Victoria (1819–1901) was Queen of the United Kingdom of Great Britain and Ireland from 20 June 1837 until her death. From 1 May 1876, she adopted the additional title of Empress of India. She inherited the throne at the age of 18, after her father's three elder brothers had all died, leaving no surviving legitimate children. Victoria married her first cousin, Prince Albert of Saxe-Coburg and Gotha, in 1840. Their nine children married into royal and noble families across the continent, tying them together and earning her the sobriquet "the grandmother of Europe". Her reign of 63 years and seven months is known as the Victorian era and was longer than that of any of her predecessors. It was a period of industrial, cultural, political, scientific, and military change within the United Kingdom, and was marked by a great expansion of the British Empire.
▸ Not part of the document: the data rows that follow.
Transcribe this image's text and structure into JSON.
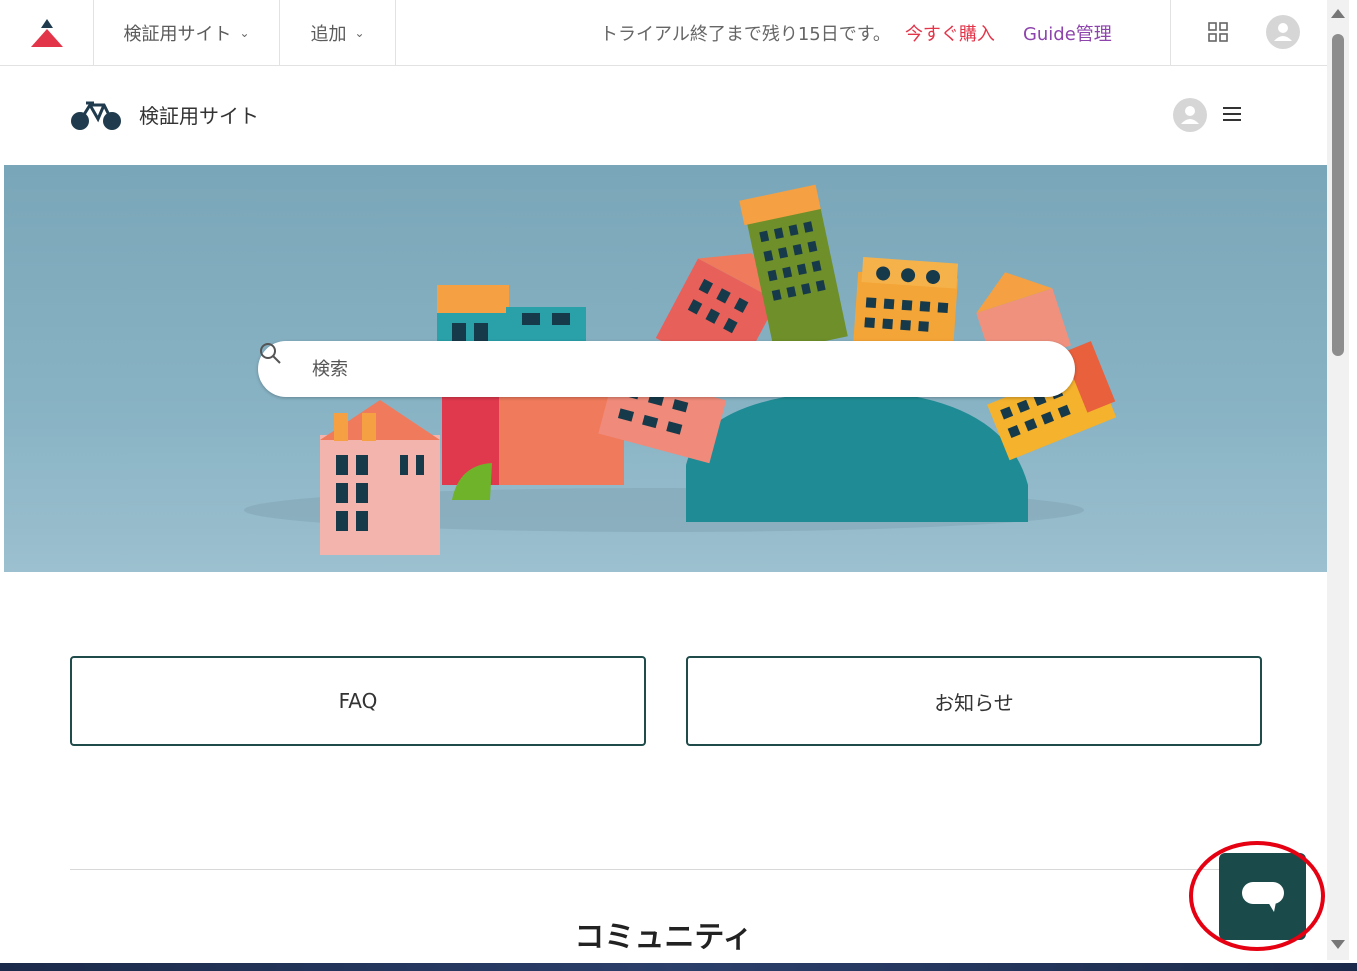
{
  "topbar": {
    "site_menu_label": "検証用サイト",
    "add_menu_label": "追加",
    "trial_text": "トライアル終了まで残り15日です。",
    "buy_link": "今すぐ購入",
    "guide_admin_link": "Guide管理"
  },
  "site_header": {
    "brand_name": "検証用サイト"
  },
  "search": {
    "placeholder": "検索"
  },
  "categories": [
    {
      "label": "FAQ"
    },
    {
      "label": "お知らせ"
    }
  ],
  "community": {
    "title": "コミュニティ"
  },
  "colors": {
    "accent_red": "#e2354a",
    "guide_purple": "#8e44ad",
    "brand_dark": "#1a4a4a",
    "highlight": "#e50012"
  },
  "icons": {
    "product_logo": "triangle-logo-icon",
    "apps": "grid-apps-icon",
    "user": "user-avatar-icon",
    "menu": "hamburger-menu-icon",
    "search": "search-icon",
    "chat": "chat-bubble-icon"
  }
}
The dollar was the currency of Nova Scotia between 1860 and 1871. It replaced the Nova Scotian pound at a rate of 5 dollars = 1 pound (1 dollar = 4 shillings). Between 1861 and 1864, bronze ½ and 1 cent coins were issued. These were the only coins issued for the Nova Scotian dollar.


Mantled bust of HM Queen Victoria facing left (the ‘Bun Head’ or 'Young Head' portrait), wearing bodice, on her head a wreath of leaves and berries, tied behind the neck with a riband with two loose ends. The hair is parted and carried over the ear to be formed into a plaited bun behind. The mantle is embroidered with a rose, thistle, and shamrock, and sometimes has a circular brooch in front. On the edge of the shoulder the word HONI SO or S, with part of the Star of the Garter. Legend around, broken by the head between G and BRITT.

VICTORIA DEI GRATIA BRITT REGINA FIDEI DEFENSATRIX means Victoria, by the grace of God, Queen of Britain and Defender of the Faith.

The one cent had the same obverse as the British farthing.

Engraver: Leonard Charles Wyon



Depicts the royal crown surrounded by a wreath of both roses and mayflowers. Date below, value above.

St Edward's Crown is one of the oldest Crown Jewels of the United Kingdom and the centrepiece of the coronation regalia. Named after Edward the Confessor, it has traditionally been used to crown English and British monarchs at their coronation ceremonies. The current version was made for the coronation of Charles II in 1661.

Engraver: Horace Morehen


Material Bronze
Weight 2.84 g
Diameter 20.65 mm
Thickness -
Shape round
Alignment Medal
Royal Mint

Related coins

Silver, 1.167 g, ⌀ 15.494 mm

Silver, 2.32 g, ⌀ 18.034 mm

Copper, 8.8 g, ⌀ 28.25 mm